Blue Tongue Virus Kills Hundreds of Deer in Pacific Northwest

deer in forest

The blue tongue virus that killed up to 1,000 deer in Idaho and hundreds more in Washington was discovered in Montana recently, raising the specter of a deadly disease that’s sweeping across the Pacific Northwest.

Deer that contract the virus have an 80-90 percent of dying. Although not contagious for humans, the virus affects mostly whitetail deer, although they have found it in mule deer and it’s known to pass to livestock such as sheep, according to wildlife officials who spoke with the Spokane Review.

Blue tongue disease is spread through gnats, with symptoms including mouth and nasal discharge and a general sickness about them, similar to epizootic hemorrhagic disease (EHD), which is common in September but not to this extent. 

Reports in rural parts of Idaho. Washington  and Montana are reporting dozens of dead deer on the roads and creeks. One man told the Spokane Review he had 30 dead deer on his property. In Eureka, Montana, the mayor told the local newspaper they found about 60 dead deer. And in Idaho, officials estimate up to 1,000 deer have died from the disease, which is actually nothing compared to 2003 when roughly 10,000 whitetail deer died from blue tongue. 

While the disease cannot be transmitted to humans, officials advice not harvesting a visibly sick animal.

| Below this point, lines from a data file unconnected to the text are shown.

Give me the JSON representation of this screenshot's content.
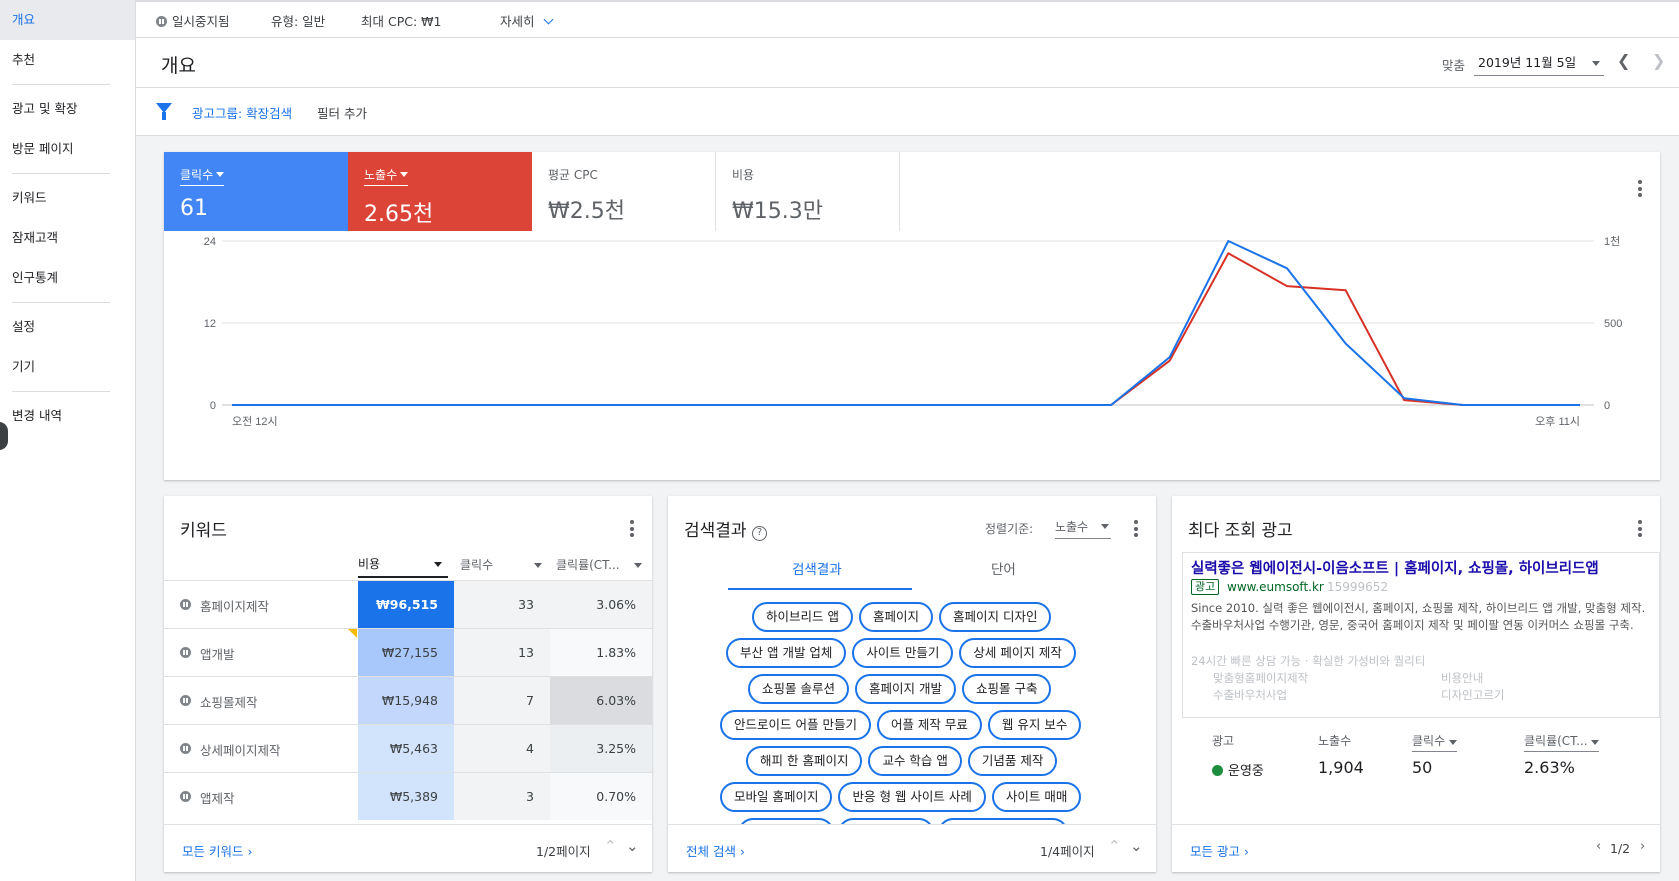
{
  "sidebar": {
    "items": [
      {
        "label": "개요"
      },
      {
        "label": "추천"
      },
      {
        "label": "광고 및 확장"
      },
      {
        "label": "방문 페이지"
      },
      {
        "label": "키워드"
      },
      {
        "label": "잠재고객"
      },
      {
        "label": "인구통계"
      },
      {
        "label": "설정"
      },
      {
        "label": "기기"
      },
      {
        "label": "변경 내역"
      }
    ]
  },
  "topbar": {
    "status": "일시중지됨",
    "type": "유형: 일반",
    "max_cpc": "최대 CPC: ₩1",
    "details": "자세히"
  },
  "header": {
    "title": "개요",
    "date_label": "맞춤",
    "date_value": "2019년 11월 5일"
  },
  "filter": {
    "chip": "광고그룹: 확장검색",
    "add": "필터 추가"
  },
  "metrics": [
    {
      "label": "클릭수",
      "value": "61",
      "color": "#4285f4"
    },
    {
      "label": "노출수",
      "value": "2.65천",
      "color": "#db4437"
    },
    {
      "label": "평균 CPC",
      "value": "₩2.5천"
    },
    {
      "label": "비용",
      "value": "₩15.3만"
    }
  ],
  "chart_data": {
    "type": "line",
    "x": [
      "0",
      "1",
      "2",
      "3",
      "4",
      "5",
      "6",
      "7",
      "8",
      "9",
      "10",
      "11",
      "12",
      "13",
      "14",
      "15",
      "16",
      "17",
      "18",
      "19",
      "20",
      "21",
      "22",
      "23"
    ],
    "x_tick_labels": [
      "오전 12시",
      "오후 11시"
    ],
    "y_left_ticks": [
      "0",
      "12",
      "24"
    ],
    "y_right_ticks": [
      "0",
      "500",
      "1천"
    ],
    "ylim_left": [
      0,
      24
    ],
    "ylim_right": [
      0,
      1000
    ],
    "grid": true,
    "series": [
      {
        "name": "클릭수",
        "axis": "left",
        "color": "#1a73e8",
        "values": [
          0,
          0,
          0,
          0,
          0,
          0,
          0,
          0,
          0,
          0,
          0,
          0,
          0,
          0,
          0,
          0,
          7,
          24,
          20,
          9,
          1,
          0,
          0,
          0
        ]
      },
      {
        "name": "노출수",
        "axis": "right",
        "color": "#d93025",
        "values": [
          0,
          0,
          0,
          0,
          0,
          0,
          0,
          0,
          0,
          0,
          0,
          0,
          0,
          0,
          0,
          0,
          270,
          925,
          725,
          700,
          30,
          0,
          0,
          0
        ]
      }
    ]
  },
  "keywords": {
    "title": "키워드",
    "columns": [
      "비용",
      "클릭수",
      "클릭률(CT..."
    ],
    "rows": [
      {
        "name": "홈페이지제작",
        "cost": "₩96,515",
        "clicks": "33",
        "ctr": "3.06%"
      },
      {
        "name": "앱개발",
        "cost": "₩27,155",
        "clicks": "13",
        "ctr": "1.83%"
      },
      {
        "name": "쇼핑몰제작",
        "cost": "₩15,948",
        "clicks": "7",
        "ctr": "6.03%"
      },
      {
        "name": "상세페이지제작",
        "cost": "₩5,463",
        "clicks": "4",
        "ctr": "3.25%"
      },
      {
        "name": "앱제작",
        "cost": "₩5,389",
        "clicks": "3",
        "ctr": "0.70%"
      }
    ],
    "footer_link": "모든 키워드",
    "pager": "1/2페이지"
  },
  "search_terms": {
    "title": "검색결과",
    "sort_label": "정렬기준:",
    "sort_value": "노출수",
    "tabs": [
      "검색결과",
      "단어"
    ],
    "chips": [
      "하이브리드 앱",
      "홈페이지",
      "홈페이지 디자인",
      "부산 앱 개발 업체",
      "사이트 만들기",
      "상세 페이지 제작",
      "쇼핑몰 솔루션",
      "홈페이지 개발",
      "쇼핑몰 구축",
      "안드로이드 어플 만들기",
      "어플 제작 무료",
      "웹 유지 보수",
      "해피 한 홈페이지",
      "교수 학습 앱",
      "기념품 제작",
      "모바일 홈페이지",
      "반응 형 웹 사이트 사례",
      "사이트 매매"
    ],
    "footer_link": "전체 검색",
    "pager": "1/4페이지"
  },
  "top_ad": {
    "title": "최다 조회 광고",
    "headline": "실력좋은 웹에이전시-이음소프트 | 홈페이지, 쇼핑몰, 하이브리드앱",
    "badge": "광고",
    "url": "www.eumsoft.kr",
    "phone": "15999652",
    "description": "Since 2010. 실력 좋은 웹에이전시, 홈페이지, 쇼핑몰 제작, 하이브리드 앱 개발, 맞춤형 제작. 수출바우처사업 수행기관, 영문, 중국어 홈페이지 제작 및 페이팔 연동 이커머스 쇼핑몰 구축.",
    "callout": "24시간 빠른 상담 가능 · 확실한 가성비와 퀄리티",
    "sitelinks": [
      "맞춤형홈페이지제작",
      "비용안내",
      "수출바우처사업",
      "디자인고르기"
    ],
    "stats": [
      {
        "label": "광고",
        "value": "운영중"
      },
      {
        "label": "노출수",
        "value": "1,904"
      },
      {
        "label": "클릭수",
        "value": "50"
      },
      {
        "label": "클릭률(CT...",
        "value": "2.63%"
      }
    ],
    "footer_link": "모든 광고",
    "pager": "1/2"
  }
}
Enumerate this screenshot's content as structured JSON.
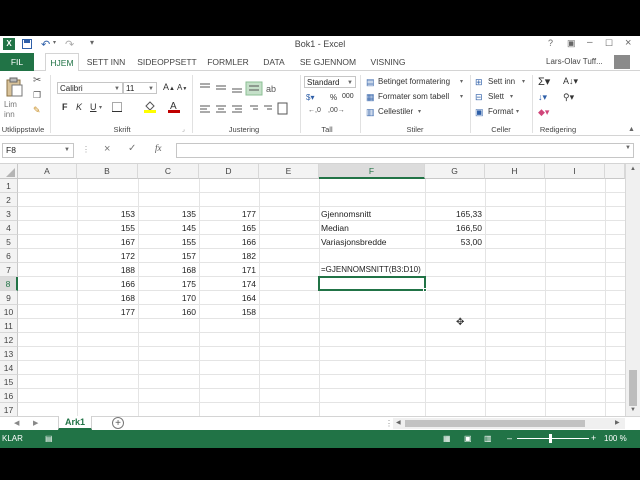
{
  "window": {
    "title": "Bok1 - Excel",
    "user": "Lars-Olav Tuff..."
  },
  "quick_access": {
    "undo_icon": "undo-icon",
    "redo_icon": "redo-icon"
  },
  "tabs": [
    {
      "label": "FIL"
    },
    {
      "label": "HJEM"
    },
    {
      "label": "SETT INN"
    },
    {
      "label": "SIDEOPPSETT"
    },
    {
      "label": "FORMLER"
    },
    {
      "label": "DATA"
    },
    {
      "label": "SE GJENNOM"
    },
    {
      "label": "VISNING"
    }
  ],
  "ribbon": {
    "clipboard": {
      "paste": "Lim inn",
      "label": "Utklippstavle"
    },
    "font": {
      "name": "Calibri",
      "size": "11",
      "bold": "F",
      "italic": "K",
      "underline": "U",
      "label": "Skrift",
      "font_color": "#c00000",
      "fill_color": "#ffff00"
    },
    "alignment": {
      "label": "Justering"
    },
    "number": {
      "format": "Standard",
      "percent": "%",
      "thousands": "000",
      "label": "Tall"
    },
    "styles": {
      "conditional": "Betinget formatering",
      "table": "Formater som tabell",
      "cell": "Cellestiler",
      "label": "Stiler"
    },
    "cells": {
      "insert": "Sett inn",
      "delete": "Slett",
      "format": "Format",
      "label": "Celler"
    },
    "editing": {
      "label": "Redigering"
    }
  },
  "formula_bar": {
    "name_box": "F8",
    "fx": "fx",
    "formula": ""
  },
  "columns": [
    "A",
    "B",
    "C",
    "D",
    "E",
    "F",
    "G",
    "H",
    "I"
  ],
  "selected_column": "F",
  "rows": [
    "1",
    "2",
    "3",
    "4",
    "5",
    "6",
    "7",
    "8",
    "9",
    "10",
    "11",
    "12",
    "13",
    "14",
    "15",
    "16",
    "17"
  ],
  "selected_row": "8",
  "data_values": {
    "row3": [
      "153",
      "135",
      "177"
    ],
    "row4": [
      "155",
      "145",
      "165"
    ],
    "row5": [
      "167",
      "155",
      "166"
    ],
    "row6": [
      "172",
      "157",
      "182"
    ],
    "row7": [
      "188",
      "168",
      "171"
    ],
    "row8": [
      "166",
      "175",
      "174"
    ],
    "row9": [
      "168",
      "170",
      "164"
    ],
    "row10": [
      "177",
      "160",
      "158"
    ]
  },
  "stats": [
    {
      "label": "Gjennomsnitt",
      "value": "165,33"
    },
    {
      "label": "Median",
      "value": "166,50"
    },
    {
      "label": "Variasjonsbredde",
      "value": "53,00"
    }
  ],
  "formula_text": "=GJENNOMSNITT(B3:D10)",
  "sheet_tabs": [
    {
      "label": "Ark1"
    }
  ],
  "status": {
    "mode": "KLAR",
    "zoom": "100 %"
  },
  "colors": {
    "accent": "#217346"
  }
}
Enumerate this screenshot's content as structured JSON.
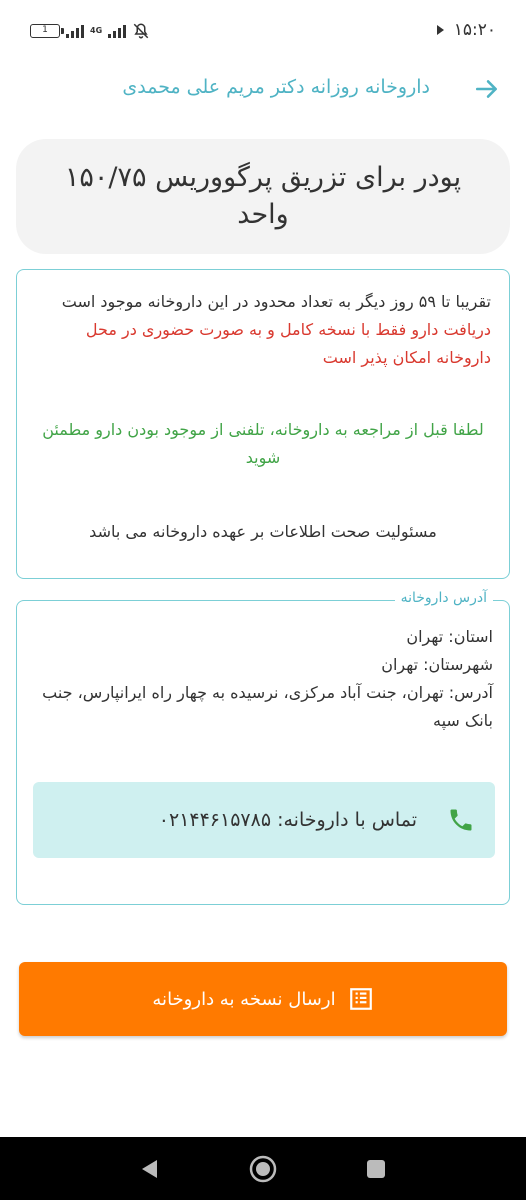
{
  "status_bar": {
    "battery_level": "1",
    "network_type": "4G",
    "time": "۱۵:۲۰"
  },
  "header": {
    "title": "داروخانه روزانه دکتر مریم علی محمدی",
    "back_icon": "arrow-right-icon"
  },
  "product": {
    "title": "پودر برای تزریق پرگووریس ۱۵۰/۷۵ واحد"
  },
  "info": {
    "availability": "تقریبا تا ۵۹ روز دیگر به تعداد محدود در این داروخانه موجود است",
    "warning": "دریافت دارو فقط با نسخه کامل و به صورت حضوری در محل داروخانه امکان پذیر است",
    "call_notice": "لطفا قبل از مراجعه به داروخانه، تلفنی از موجود بودن دارو مطمئن شوید",
    "responsibility": "مسئولیت صحت اطلاعات بر عهده داروخانه می باشد"
  },
  "address": {
    "legend": "آدرس داروخانه",
    "province": "استان: تهران",
    "city": "شهرستان: تهران",
    "street": "آدرس: تهران، جنت آباد مرکزی، نرسیده به چهار راه ایرانپارس، جنب بانک سپه",
    "call_label": "تماس با داروخانه: ۰۲۱۴۴۶۱۵۷۸۵"
  },
  "send_button": {
    "label": "ارسال نسخه به داروخانه"
  },
  "colors": {
    "accent": "#4fb3c4",
    "border": "#7ccfd6",
    "warning": "#d9392f",
    "notice": "#41a447",
    "call_bg": "#cff0f0",
    "primary_button": "#ff7a00"
  }
}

For more on blue tongue disease click here.

Photo credit: Dreamstime